BHS 'sorted' according to Sir Philip
Nearly five months ago, Sir Philip Green promised to "sort" the pension problems at BHS. In his mind - he's delivered.
I understand that Sir Philip is offering around £250m. The Pensions Regulator wants around £350m.
Working with the help of global accounting heavyweights Deloitte, Sir Philip has come up with a solution that he says achieves three important things.
It keeps the scheme out of the pensions lifeboat fund (so other pension schemes don't end up subsidising BHS's), it provides better benefits for the 20,000 members than they would get in the PPF and it has the support of the chairman of the BHS pension fund trustees.
Not according to the Pension Regulator who didn't think the proposal was "comprehensive or credible" enough.
So its going after him, his family's companies and the other former owner Dominic Chappell to roars of approval from the politicians who were his inquisitors in chief - Frank Field and Iain Wright - co-chairs of the inquiry into the collapse of the retailer.
By pursuing this action, the Pensions Regulator perhaps risks being swept along by the understandable tide of political ill-will towards Sir Philip to the possible detriment of the BHS pensioners themselves.
If the regulator is successful in extracting £350m from the billionaire, it is very unlikely that the BHS pensioners will see any of that money.
It is almost certain to end up being paid into the general funds of the Pension Protection Fund to mitigate the hit the industry-wide body will suffer as a result of taking on a pension scheme with a £600m hole in it.
That outcome is not a bad one but it means that although Sir Philip may pay more, BHS pensioners will not get more.
And remember, even that is only if the arms-length panel to whom this will now be referred finds in the regulators favour.
That is a reasonably big if.
Sir Philip's wallet
Last month pensions expert John Ralfe rated the chances of successful enforcement against Sir Philip as 50/50 and told me he has seen nothing in yesterday's announcement to change those odds.
Even if the panel sides with the regulator, that decision can be appealed.
The last time enforcement action of this kind was taken was three years ago - as of today, not a penny has been paid. This is not a short cut to Sir Philip's wallet.
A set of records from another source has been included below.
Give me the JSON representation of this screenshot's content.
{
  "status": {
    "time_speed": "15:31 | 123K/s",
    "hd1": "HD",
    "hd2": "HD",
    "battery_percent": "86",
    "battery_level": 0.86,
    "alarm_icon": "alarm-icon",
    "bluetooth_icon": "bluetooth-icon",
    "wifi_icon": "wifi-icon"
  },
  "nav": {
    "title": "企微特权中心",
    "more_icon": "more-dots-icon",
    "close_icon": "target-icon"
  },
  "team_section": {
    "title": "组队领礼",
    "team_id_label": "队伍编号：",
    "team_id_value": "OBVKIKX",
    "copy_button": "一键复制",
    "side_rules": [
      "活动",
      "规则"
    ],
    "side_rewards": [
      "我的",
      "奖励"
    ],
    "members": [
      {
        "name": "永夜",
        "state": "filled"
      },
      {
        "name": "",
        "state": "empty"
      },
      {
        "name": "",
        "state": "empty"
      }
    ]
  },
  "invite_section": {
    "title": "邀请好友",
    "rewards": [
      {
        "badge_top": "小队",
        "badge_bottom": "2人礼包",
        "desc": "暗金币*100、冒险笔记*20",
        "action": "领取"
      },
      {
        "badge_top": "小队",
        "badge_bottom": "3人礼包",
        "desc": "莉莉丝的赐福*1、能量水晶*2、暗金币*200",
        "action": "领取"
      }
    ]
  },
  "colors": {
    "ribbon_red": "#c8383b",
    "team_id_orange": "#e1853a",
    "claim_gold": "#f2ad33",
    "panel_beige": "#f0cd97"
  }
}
One of the regulator's main jobs is to stop companies casually dumping ailing pension schemes into the PPF net - like a goalkeeper if you like.
Despite acrobatic efforts, it could yet prove that it's dived the wrong way and this scheme is more likely to roll slowly into the other corner.
Will the threat of him losing his knighthood force him to up his offer? Maybe.
MPs recently voted to recommend exactly that in a commons motion that passed unopposed.
That was a bit of commons theatre to allow MPs of every stripe to vent their spleen at the "unacceptable face of capitalism".
Despite thousands of documents examined, hundreds of hours of interrogation and acres of negative newsprint, no illegality has yet been alleged - let alone found.
The real decision will be made by a panel of senior civil servants and the number of people who have been stripped of honours without doing anything illegal is a pretty short one - in fact here is the list... Fred Goodwin.
Yesterday's enforcement warning made clear that the door remains open for an improved offer to be made but Sir Philip's response last night ended by saying he believed his offer "confirms the statement of intent that I made in regard to the BHS pensioners".
In his mind he has "sorted it" - there may not be another offer.
What's £100m between friends?